:: WORKING DATA ::
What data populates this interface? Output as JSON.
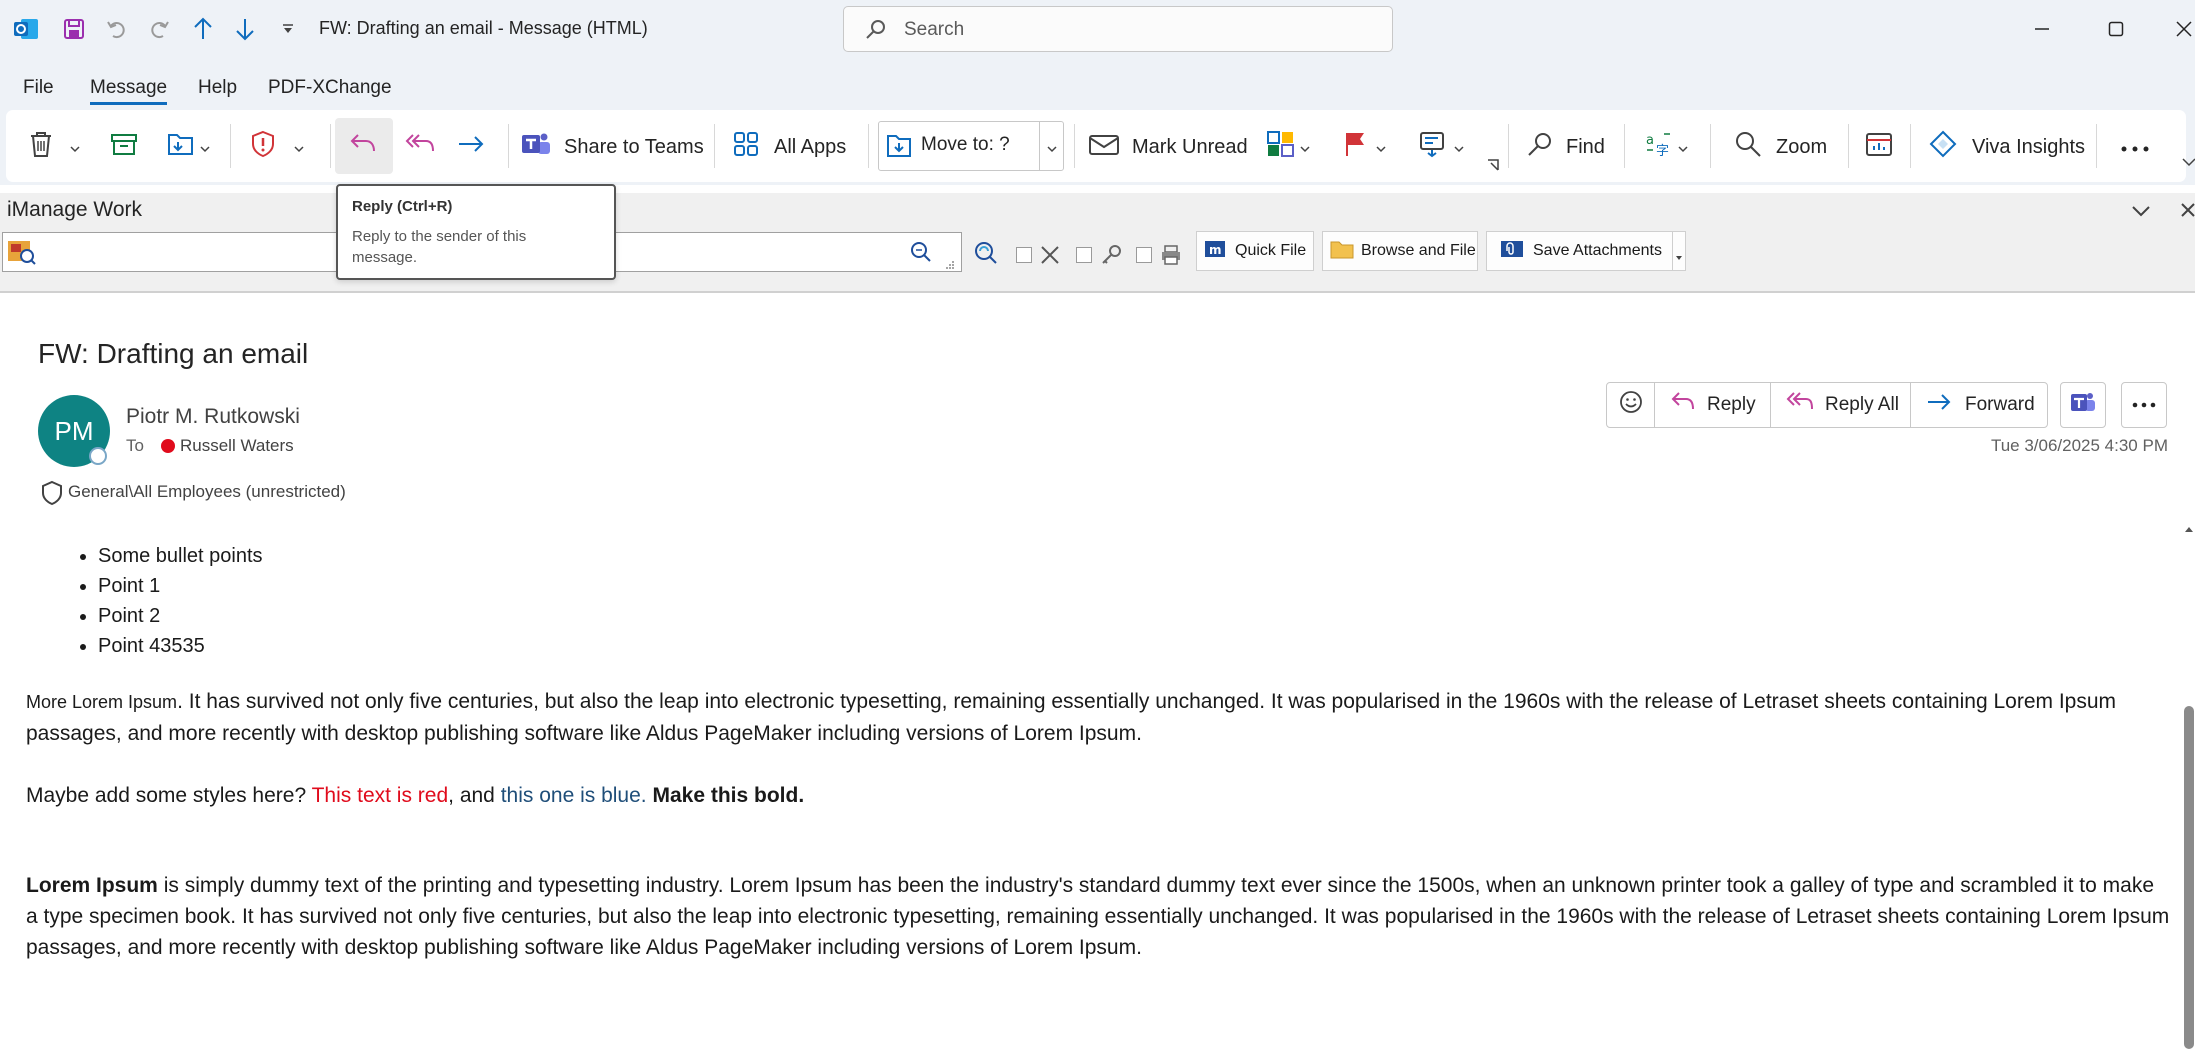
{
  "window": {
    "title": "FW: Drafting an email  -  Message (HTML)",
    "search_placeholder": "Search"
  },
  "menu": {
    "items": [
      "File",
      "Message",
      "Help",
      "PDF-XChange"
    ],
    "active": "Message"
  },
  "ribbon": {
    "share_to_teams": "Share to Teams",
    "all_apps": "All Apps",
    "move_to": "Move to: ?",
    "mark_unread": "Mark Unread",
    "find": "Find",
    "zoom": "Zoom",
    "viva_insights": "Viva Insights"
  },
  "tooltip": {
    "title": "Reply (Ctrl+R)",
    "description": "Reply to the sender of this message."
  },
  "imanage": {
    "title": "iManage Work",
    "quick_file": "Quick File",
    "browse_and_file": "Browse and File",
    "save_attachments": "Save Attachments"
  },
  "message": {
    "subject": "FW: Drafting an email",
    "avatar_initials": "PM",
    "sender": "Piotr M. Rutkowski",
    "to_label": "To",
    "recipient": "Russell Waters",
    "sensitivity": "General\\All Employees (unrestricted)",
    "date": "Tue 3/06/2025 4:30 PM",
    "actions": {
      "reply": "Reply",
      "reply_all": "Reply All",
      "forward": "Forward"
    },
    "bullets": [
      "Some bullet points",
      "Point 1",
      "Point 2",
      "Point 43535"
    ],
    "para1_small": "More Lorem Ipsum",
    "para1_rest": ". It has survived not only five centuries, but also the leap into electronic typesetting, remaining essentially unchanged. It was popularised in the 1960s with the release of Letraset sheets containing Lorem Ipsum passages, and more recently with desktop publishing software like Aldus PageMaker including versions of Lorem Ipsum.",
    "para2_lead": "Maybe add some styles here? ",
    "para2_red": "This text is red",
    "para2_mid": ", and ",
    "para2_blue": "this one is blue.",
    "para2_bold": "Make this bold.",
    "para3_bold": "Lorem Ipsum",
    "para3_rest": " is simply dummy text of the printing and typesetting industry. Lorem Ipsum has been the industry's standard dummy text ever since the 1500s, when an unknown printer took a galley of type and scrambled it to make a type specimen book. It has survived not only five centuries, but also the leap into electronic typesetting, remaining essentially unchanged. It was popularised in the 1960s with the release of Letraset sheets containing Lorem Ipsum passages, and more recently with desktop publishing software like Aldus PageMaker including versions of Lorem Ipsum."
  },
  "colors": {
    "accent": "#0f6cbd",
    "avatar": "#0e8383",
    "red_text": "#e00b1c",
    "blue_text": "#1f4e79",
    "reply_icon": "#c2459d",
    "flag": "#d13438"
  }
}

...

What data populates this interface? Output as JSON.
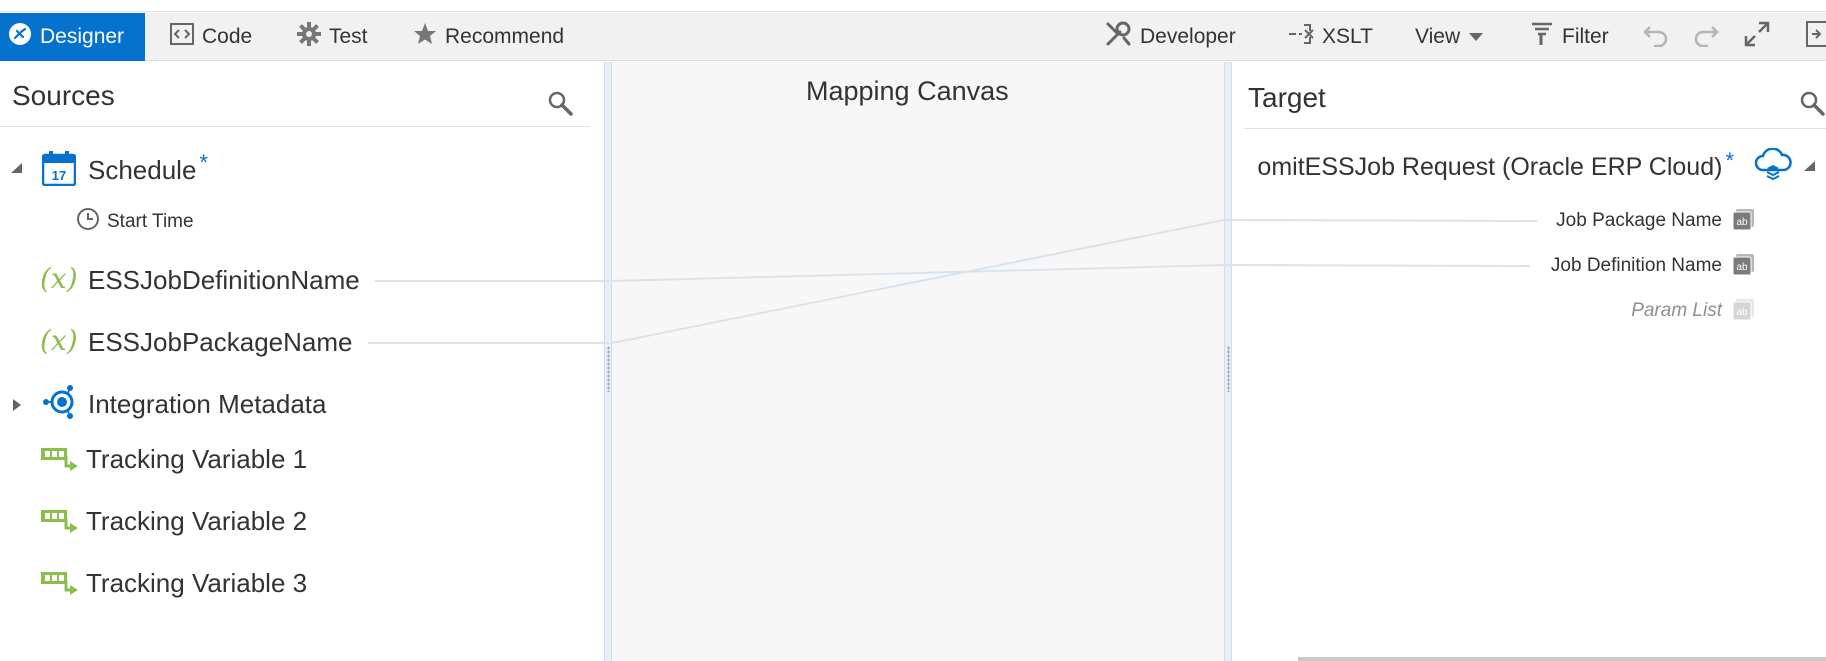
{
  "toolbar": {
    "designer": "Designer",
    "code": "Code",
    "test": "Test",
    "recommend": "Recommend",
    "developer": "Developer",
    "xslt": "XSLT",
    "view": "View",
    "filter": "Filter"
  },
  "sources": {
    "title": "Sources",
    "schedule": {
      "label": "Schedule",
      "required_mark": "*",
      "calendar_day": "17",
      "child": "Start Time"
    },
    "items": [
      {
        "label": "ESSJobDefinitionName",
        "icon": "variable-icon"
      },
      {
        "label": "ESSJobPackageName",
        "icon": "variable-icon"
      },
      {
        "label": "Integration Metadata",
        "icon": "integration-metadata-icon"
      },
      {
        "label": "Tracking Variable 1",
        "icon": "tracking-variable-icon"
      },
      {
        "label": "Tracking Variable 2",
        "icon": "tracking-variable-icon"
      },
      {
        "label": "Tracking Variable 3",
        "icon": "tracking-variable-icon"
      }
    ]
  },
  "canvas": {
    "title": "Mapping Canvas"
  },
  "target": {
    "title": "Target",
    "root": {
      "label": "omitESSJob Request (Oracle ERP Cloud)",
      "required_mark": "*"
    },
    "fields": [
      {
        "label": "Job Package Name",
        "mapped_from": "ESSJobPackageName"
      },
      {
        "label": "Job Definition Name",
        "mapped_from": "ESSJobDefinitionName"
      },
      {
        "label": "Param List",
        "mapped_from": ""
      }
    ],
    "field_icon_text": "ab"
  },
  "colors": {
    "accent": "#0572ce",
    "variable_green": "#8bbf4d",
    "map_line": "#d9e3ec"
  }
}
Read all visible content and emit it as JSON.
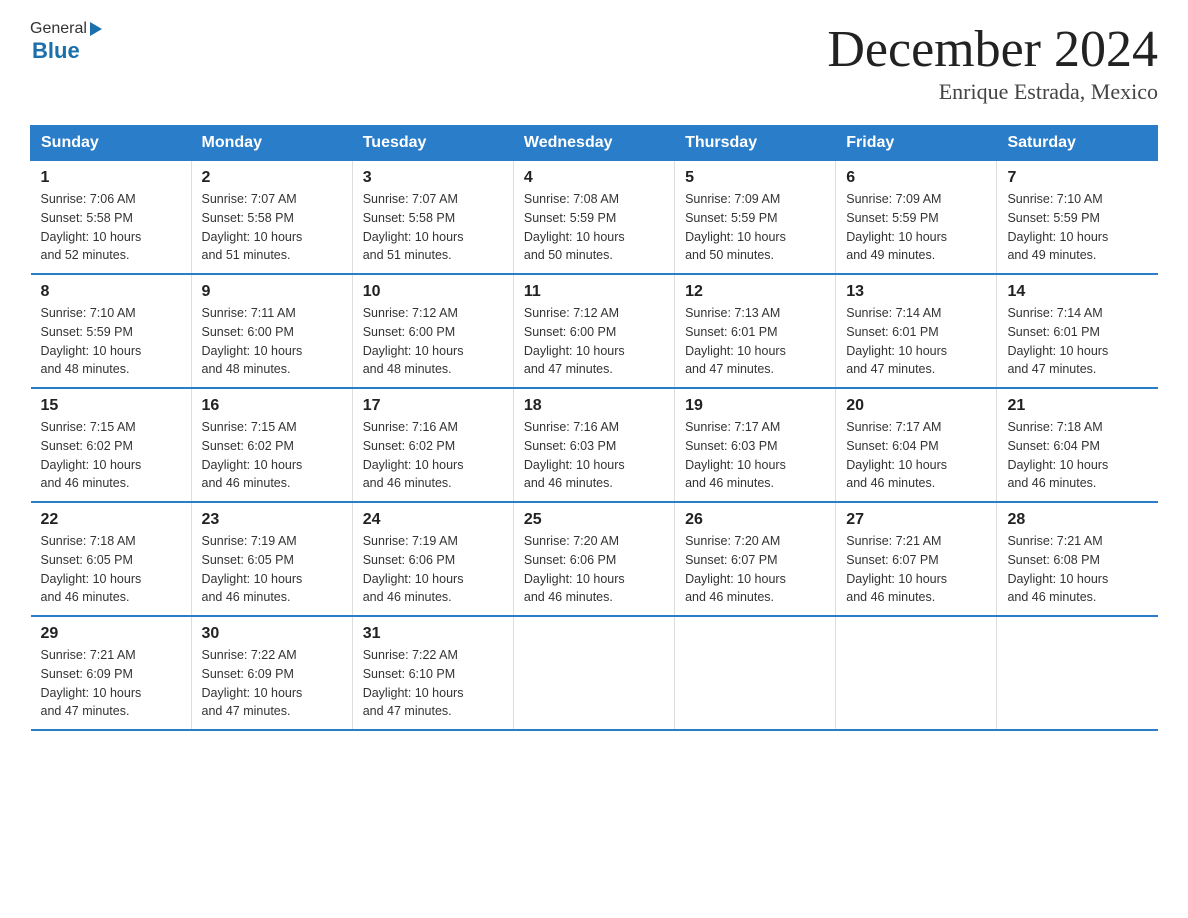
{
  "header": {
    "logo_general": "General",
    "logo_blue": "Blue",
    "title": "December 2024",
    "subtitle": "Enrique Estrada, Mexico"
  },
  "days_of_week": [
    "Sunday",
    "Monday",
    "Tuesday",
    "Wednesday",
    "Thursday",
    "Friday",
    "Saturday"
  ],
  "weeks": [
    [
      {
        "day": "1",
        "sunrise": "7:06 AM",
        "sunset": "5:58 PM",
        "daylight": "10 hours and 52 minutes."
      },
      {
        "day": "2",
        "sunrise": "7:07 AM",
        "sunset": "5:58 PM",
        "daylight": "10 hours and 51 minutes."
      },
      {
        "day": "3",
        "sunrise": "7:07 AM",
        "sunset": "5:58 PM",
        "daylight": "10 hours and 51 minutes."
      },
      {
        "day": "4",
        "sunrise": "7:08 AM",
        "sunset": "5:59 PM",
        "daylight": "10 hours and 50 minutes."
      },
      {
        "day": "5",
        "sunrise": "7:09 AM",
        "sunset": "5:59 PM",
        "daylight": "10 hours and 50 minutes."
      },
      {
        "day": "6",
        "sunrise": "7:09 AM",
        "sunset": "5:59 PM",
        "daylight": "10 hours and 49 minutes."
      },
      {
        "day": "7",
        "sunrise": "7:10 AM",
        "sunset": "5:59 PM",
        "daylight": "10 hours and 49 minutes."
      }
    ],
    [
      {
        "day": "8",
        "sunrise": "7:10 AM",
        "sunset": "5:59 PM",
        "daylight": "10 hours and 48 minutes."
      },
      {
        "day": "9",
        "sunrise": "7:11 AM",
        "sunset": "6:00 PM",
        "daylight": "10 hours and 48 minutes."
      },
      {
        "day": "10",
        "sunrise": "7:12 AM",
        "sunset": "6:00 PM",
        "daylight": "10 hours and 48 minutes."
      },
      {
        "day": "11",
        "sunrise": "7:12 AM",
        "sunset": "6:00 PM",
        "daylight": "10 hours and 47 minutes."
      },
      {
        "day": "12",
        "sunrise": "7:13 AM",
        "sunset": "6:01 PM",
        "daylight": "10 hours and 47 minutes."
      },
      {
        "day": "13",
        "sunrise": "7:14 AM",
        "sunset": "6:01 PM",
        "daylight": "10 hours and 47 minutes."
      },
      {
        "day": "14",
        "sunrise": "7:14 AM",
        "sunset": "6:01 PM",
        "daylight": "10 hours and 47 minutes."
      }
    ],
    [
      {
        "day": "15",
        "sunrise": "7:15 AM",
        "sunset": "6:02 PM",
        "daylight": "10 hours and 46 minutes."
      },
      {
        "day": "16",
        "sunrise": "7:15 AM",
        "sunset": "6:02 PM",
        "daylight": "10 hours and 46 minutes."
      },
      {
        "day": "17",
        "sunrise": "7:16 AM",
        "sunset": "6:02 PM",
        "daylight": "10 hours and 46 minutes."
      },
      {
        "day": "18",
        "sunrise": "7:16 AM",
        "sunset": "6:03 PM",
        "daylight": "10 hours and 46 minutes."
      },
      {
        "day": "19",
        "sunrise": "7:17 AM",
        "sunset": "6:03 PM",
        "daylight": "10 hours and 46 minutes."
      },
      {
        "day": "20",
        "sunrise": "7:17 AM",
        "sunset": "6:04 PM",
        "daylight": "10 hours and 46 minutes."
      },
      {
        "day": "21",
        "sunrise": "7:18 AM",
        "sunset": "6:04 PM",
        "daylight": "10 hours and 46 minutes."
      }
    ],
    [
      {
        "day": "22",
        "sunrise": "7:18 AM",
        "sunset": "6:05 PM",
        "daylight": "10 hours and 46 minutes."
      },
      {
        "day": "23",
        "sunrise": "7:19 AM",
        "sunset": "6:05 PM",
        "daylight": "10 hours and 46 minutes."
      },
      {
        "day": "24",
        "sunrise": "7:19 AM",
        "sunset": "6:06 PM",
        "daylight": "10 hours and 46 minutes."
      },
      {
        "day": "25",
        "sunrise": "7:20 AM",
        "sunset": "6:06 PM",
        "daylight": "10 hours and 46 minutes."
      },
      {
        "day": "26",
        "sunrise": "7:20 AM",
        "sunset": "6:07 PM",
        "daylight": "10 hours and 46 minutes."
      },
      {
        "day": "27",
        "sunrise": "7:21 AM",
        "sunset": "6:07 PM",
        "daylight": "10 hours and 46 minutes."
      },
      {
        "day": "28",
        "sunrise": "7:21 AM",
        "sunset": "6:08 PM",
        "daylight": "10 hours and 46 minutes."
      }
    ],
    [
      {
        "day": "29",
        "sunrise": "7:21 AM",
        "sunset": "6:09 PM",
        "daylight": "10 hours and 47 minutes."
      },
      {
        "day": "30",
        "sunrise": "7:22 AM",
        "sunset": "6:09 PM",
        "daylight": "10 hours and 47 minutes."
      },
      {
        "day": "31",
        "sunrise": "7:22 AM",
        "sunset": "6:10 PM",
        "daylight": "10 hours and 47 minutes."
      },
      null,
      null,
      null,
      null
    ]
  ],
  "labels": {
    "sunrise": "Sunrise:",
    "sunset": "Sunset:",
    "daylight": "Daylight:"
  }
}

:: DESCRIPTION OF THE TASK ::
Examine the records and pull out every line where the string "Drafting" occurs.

:: ANSWER SPACE ::
    "title": "FW: Drafting an email  -  Message (HTML)",
    "subject": "FW: Drafting an email",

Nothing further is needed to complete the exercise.